§ **Task details**
Whenever a line below holds the word "Indicates", count it once; report the total and nothing else.

§ **Material for this exercise**
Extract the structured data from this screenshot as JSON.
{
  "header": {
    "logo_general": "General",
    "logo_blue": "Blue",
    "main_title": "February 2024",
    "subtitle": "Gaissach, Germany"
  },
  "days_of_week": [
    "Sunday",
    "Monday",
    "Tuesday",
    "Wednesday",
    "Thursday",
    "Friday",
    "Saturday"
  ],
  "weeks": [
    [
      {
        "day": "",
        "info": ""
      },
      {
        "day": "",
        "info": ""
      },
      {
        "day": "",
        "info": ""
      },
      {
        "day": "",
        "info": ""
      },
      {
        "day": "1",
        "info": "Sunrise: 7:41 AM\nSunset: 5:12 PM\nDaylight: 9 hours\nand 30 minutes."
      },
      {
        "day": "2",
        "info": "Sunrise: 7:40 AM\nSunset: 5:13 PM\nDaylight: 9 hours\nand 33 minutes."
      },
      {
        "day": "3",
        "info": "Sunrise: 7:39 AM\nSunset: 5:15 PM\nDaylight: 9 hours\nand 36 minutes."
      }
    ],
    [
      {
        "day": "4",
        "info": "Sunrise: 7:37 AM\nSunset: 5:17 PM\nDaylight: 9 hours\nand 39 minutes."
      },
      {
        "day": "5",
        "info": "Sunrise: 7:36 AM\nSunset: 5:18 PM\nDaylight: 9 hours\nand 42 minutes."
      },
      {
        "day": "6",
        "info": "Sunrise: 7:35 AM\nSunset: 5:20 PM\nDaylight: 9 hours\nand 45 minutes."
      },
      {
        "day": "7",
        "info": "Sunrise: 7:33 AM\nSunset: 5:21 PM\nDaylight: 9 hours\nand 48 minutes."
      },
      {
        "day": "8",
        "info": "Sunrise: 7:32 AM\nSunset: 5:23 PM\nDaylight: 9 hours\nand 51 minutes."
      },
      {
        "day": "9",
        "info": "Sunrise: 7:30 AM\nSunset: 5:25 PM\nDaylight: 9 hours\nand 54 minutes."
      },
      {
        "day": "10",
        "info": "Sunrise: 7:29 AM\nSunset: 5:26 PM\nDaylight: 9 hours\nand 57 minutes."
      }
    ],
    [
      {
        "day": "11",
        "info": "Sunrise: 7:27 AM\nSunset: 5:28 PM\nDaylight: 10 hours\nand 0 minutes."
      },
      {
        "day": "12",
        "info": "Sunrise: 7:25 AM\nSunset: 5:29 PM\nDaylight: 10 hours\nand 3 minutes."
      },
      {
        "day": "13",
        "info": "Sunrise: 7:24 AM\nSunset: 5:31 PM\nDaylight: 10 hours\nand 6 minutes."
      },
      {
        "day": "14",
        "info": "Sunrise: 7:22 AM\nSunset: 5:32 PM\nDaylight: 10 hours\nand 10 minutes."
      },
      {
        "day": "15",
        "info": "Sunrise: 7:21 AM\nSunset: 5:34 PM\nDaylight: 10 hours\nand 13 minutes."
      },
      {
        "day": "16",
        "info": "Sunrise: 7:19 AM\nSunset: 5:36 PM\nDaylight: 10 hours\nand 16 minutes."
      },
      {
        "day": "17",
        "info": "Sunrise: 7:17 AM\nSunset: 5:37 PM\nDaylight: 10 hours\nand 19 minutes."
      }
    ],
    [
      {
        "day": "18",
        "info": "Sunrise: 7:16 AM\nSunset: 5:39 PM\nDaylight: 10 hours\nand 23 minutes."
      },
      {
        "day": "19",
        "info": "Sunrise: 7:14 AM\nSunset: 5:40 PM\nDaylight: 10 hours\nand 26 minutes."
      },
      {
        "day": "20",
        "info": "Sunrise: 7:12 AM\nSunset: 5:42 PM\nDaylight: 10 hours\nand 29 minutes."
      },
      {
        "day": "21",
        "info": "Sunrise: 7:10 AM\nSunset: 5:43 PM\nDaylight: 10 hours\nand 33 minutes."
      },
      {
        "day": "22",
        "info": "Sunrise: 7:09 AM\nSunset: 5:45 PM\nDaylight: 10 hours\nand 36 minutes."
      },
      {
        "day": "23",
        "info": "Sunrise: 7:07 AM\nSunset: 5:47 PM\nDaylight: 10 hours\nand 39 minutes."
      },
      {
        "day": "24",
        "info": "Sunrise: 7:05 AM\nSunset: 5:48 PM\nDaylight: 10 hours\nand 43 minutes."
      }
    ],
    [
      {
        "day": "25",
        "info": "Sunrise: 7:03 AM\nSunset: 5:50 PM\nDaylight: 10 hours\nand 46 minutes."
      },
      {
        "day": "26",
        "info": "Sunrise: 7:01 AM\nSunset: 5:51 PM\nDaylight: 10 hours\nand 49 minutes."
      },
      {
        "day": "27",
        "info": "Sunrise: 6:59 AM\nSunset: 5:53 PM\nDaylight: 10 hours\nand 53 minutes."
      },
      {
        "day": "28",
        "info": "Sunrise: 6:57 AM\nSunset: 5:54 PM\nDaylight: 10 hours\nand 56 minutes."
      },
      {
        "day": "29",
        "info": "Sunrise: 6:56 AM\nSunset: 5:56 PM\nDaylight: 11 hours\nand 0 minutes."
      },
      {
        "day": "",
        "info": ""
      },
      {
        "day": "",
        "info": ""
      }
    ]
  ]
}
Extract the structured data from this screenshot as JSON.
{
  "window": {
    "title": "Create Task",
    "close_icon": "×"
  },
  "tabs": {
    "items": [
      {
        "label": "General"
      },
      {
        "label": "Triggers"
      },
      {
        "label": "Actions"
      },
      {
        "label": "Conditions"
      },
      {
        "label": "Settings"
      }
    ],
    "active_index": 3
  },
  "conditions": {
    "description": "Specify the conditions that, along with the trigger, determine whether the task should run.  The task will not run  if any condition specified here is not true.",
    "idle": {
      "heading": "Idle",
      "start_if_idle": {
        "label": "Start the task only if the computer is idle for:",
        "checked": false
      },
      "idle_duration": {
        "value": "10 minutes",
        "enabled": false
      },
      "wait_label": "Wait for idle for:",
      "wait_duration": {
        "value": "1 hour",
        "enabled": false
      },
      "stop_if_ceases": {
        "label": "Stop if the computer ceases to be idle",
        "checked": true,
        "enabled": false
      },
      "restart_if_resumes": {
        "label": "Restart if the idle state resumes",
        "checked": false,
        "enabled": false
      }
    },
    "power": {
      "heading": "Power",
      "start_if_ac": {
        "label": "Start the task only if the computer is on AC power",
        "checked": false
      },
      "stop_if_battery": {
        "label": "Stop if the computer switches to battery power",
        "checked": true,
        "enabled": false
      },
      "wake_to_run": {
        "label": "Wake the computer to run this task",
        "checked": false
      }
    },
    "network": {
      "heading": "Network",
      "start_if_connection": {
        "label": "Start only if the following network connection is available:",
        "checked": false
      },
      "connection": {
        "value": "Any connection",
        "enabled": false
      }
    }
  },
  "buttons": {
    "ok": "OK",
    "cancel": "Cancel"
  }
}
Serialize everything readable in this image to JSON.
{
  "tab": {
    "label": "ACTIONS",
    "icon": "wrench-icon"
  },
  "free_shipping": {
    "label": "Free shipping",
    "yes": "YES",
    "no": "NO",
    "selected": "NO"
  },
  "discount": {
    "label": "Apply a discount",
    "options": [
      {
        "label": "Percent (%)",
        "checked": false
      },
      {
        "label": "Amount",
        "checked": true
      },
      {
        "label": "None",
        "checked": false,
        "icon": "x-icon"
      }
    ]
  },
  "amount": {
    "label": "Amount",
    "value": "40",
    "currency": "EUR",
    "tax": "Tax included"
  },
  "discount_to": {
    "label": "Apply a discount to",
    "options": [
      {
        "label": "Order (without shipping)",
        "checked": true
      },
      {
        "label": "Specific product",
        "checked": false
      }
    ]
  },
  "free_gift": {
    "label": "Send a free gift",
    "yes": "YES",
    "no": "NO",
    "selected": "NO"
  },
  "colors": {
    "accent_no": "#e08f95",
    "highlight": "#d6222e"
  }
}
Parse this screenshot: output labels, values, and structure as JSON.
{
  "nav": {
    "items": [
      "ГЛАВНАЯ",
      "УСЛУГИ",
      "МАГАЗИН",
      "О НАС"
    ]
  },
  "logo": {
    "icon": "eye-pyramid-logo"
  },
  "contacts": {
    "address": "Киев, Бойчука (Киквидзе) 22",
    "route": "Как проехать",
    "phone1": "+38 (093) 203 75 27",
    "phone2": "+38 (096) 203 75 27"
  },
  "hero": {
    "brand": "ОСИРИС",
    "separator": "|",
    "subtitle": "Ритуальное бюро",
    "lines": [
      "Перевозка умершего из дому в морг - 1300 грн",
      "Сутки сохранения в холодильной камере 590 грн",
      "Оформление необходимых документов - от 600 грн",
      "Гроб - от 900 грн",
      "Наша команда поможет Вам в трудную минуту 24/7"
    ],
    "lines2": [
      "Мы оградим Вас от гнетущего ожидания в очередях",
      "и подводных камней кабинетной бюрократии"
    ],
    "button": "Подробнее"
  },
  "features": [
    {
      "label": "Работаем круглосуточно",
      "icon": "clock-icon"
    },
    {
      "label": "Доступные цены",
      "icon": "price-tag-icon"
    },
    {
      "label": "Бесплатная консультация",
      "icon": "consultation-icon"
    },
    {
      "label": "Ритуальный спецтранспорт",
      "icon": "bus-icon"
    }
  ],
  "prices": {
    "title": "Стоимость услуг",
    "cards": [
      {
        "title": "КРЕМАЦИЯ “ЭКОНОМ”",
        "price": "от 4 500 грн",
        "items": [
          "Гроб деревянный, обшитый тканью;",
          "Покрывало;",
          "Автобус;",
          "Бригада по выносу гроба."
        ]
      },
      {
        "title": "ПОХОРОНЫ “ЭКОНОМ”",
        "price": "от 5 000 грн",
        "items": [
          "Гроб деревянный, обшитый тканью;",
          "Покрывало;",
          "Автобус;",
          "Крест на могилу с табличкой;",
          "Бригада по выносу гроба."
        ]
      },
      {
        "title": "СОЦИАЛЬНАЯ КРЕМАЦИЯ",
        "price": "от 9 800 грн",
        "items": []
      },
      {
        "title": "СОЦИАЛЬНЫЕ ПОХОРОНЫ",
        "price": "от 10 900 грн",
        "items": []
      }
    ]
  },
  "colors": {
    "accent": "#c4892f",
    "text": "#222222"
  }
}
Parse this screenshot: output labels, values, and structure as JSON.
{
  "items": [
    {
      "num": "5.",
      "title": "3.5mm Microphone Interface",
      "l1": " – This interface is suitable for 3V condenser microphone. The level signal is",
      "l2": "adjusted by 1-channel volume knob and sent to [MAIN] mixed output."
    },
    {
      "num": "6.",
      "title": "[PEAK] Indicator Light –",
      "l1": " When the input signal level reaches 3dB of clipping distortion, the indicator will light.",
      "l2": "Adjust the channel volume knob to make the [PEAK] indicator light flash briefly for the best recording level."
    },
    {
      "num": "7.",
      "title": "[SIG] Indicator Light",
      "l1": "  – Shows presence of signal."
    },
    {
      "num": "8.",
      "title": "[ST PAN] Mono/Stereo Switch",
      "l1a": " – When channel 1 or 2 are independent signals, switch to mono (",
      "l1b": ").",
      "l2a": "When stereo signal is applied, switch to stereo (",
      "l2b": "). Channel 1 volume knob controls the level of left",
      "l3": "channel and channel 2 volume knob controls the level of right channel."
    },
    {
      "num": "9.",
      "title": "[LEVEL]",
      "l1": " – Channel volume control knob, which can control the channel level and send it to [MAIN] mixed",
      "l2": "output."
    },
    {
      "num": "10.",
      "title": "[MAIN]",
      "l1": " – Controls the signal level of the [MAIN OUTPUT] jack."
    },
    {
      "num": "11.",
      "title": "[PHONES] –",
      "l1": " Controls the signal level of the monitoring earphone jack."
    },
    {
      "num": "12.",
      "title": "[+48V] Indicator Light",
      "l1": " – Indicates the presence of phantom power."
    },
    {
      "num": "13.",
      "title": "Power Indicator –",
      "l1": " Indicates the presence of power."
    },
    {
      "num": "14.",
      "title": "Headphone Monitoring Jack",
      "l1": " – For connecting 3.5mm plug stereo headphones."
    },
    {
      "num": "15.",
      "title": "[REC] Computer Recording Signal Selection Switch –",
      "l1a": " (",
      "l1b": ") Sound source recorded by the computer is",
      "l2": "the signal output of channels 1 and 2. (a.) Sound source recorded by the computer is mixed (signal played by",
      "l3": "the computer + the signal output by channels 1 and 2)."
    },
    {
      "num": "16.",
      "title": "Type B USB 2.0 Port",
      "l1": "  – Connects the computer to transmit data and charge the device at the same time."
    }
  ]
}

§ **Response to this task**
2